→ **What you will do**: Go through the listing beneath this task and return every line that carries the string "everything".

→ **Data provided**:

-*-

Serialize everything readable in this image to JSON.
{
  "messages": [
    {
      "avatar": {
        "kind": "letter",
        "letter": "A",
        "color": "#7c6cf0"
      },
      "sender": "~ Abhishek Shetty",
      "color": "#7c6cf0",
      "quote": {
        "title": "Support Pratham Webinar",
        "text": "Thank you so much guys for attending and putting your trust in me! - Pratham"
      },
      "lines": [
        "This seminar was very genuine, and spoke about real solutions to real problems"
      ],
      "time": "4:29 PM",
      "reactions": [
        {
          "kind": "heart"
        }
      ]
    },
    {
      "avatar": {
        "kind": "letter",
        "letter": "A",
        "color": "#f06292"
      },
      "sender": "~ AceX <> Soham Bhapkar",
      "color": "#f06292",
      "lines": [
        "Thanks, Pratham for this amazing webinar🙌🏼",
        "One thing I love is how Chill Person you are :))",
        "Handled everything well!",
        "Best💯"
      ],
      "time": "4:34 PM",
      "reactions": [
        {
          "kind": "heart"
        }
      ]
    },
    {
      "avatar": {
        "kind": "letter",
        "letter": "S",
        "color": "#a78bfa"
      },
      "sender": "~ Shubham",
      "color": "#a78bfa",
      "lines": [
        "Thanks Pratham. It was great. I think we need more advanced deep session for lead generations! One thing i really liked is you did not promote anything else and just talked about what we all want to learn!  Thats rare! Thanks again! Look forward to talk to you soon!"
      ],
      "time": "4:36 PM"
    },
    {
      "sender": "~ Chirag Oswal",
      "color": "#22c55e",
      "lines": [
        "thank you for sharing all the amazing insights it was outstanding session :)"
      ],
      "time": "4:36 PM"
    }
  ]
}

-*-

→ **Task response**:
Serialize everything readable in this image to JSON.
        "Handled everything well!",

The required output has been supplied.